Smart Green Shipping’s (SGS) ‘FastRig’ project, supported by Scottish Enterprise, industry partners and private investors, is now nearing completion of the initial stages of the scope, with the finished fabrication of a 20metre high ‘FastRig’. The 3-year test and demonstration project will see the fabricated structure installed at Hunterston on the Clyde in early 2024. Our very own specialist welding team, John Tracey Specialist Welding team have supported SGS with this innovative project, fuelled by a desire to demonstrate that a vessel powered by renewable energy can lead to a revival of civil shipbuilding on the Clyde, create new green jobs, export opportunities, and contribute to Scotland’s NetZero commitments
Here our very own Jack Kelly, one of our experienced, specialist welders, reflects on his time on the project.

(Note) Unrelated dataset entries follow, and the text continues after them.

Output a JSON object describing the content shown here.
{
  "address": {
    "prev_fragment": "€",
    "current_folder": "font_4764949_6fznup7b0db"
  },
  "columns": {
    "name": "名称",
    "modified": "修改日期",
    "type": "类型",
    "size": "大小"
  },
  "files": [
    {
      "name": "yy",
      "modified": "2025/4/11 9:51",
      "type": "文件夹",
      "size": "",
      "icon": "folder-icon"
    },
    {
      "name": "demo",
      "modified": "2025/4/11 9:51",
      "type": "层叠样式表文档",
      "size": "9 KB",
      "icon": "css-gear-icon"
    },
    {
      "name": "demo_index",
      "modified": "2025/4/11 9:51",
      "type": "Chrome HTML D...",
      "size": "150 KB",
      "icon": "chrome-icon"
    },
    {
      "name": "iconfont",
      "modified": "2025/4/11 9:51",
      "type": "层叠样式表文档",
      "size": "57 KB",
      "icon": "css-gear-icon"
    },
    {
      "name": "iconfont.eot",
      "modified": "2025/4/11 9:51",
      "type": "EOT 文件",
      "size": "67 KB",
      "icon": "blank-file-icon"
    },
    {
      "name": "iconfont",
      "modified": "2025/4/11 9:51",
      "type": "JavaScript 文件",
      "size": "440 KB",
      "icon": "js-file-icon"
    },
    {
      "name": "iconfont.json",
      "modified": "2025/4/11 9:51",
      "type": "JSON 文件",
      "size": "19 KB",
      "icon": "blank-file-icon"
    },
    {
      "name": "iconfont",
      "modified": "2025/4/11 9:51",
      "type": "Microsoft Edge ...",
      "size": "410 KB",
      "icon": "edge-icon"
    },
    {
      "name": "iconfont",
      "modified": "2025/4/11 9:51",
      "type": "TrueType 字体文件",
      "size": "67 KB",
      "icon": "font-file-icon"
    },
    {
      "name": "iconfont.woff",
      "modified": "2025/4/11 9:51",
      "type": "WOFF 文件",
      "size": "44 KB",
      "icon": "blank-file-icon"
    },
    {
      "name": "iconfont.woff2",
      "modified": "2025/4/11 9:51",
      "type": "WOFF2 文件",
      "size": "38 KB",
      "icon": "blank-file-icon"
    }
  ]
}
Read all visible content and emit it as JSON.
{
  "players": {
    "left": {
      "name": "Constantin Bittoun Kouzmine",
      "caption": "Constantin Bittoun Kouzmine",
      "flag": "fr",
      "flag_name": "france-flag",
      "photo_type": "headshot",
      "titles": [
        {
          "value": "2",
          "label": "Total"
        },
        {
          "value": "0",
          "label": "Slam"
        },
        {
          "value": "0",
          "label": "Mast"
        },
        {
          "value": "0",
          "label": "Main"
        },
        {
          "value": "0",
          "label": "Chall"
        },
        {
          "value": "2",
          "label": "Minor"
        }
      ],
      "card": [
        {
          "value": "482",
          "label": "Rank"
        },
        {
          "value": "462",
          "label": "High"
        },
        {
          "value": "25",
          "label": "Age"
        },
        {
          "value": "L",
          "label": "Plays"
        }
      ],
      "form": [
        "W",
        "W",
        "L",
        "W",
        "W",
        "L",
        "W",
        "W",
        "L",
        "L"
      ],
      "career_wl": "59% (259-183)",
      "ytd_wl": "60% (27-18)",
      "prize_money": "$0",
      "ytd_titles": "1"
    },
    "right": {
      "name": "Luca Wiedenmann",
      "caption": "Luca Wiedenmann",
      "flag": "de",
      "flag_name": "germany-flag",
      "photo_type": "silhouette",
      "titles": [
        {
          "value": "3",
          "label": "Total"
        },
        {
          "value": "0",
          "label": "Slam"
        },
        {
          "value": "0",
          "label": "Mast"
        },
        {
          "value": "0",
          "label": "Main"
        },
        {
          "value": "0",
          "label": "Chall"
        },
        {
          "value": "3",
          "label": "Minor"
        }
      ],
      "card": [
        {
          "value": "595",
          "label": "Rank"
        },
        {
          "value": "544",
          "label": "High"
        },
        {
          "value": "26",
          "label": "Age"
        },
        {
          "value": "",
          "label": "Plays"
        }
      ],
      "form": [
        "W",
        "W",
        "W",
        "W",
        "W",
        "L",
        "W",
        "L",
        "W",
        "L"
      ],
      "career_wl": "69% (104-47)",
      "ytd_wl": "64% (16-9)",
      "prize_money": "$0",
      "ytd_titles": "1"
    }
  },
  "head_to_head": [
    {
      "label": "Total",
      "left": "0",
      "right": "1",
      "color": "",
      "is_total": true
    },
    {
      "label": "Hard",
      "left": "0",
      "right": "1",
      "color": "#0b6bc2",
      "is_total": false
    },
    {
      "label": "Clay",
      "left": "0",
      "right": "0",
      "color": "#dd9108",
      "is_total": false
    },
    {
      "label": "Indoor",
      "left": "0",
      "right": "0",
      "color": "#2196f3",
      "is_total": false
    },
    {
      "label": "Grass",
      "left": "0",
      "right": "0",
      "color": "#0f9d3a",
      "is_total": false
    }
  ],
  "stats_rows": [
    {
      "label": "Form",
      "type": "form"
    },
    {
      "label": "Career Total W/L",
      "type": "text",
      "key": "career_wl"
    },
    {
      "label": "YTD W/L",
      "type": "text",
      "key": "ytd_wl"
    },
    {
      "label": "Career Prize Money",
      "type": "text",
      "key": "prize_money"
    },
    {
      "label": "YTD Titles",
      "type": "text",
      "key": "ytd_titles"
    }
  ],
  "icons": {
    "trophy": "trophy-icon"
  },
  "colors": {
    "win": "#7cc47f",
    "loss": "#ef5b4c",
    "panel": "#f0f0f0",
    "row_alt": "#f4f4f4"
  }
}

I was very excited to hear that we were working on this project – it represented both a specialist and different type of scope, one which looks to the future, challenging the status quo. Whilst lots of the work we do is using specialist metals, from aluminium and Inconel to tungsten and titanium, it’s a little bit different to work on an aluminium structure of this size and complexity. Indeed, achieving penetration on 30mm plate butt welds with the rate the aluminium absorbed the heat was a challenge but even more satisfying when achieved! The project also offered room for development, with me and the team identifying several efficiencies in the production method, many of which are now going to be incorporated into the design for the next Smart Green Shipping Fastrig. Having the opportunity to contribute in this way, and work in collaborative partnership with Smart Green Shipping was a really positive experience – and one of my career highlights to date.
I started in welding as an apprentice, and truth be told I was instantly hooked, with my favourite aspect of the job seeing large projects coming together from components. You can imagine my delight on this project – with the team fabricating each component part, before assembly and weld. Seeing the job come together, piece by piece, starting from individual components was therefore really satisfying.
This scope also shines a light on the future possibilities within welding and the wider industry. There are great opportunities for new jobs, new careers, driven by the development and improvement of current technologies. If you are thinking of getting involved in welding, or this industry – don’t even pause! Be open to training, listen and take that step – because the work you are doing, like the Fastrig project, will change the future.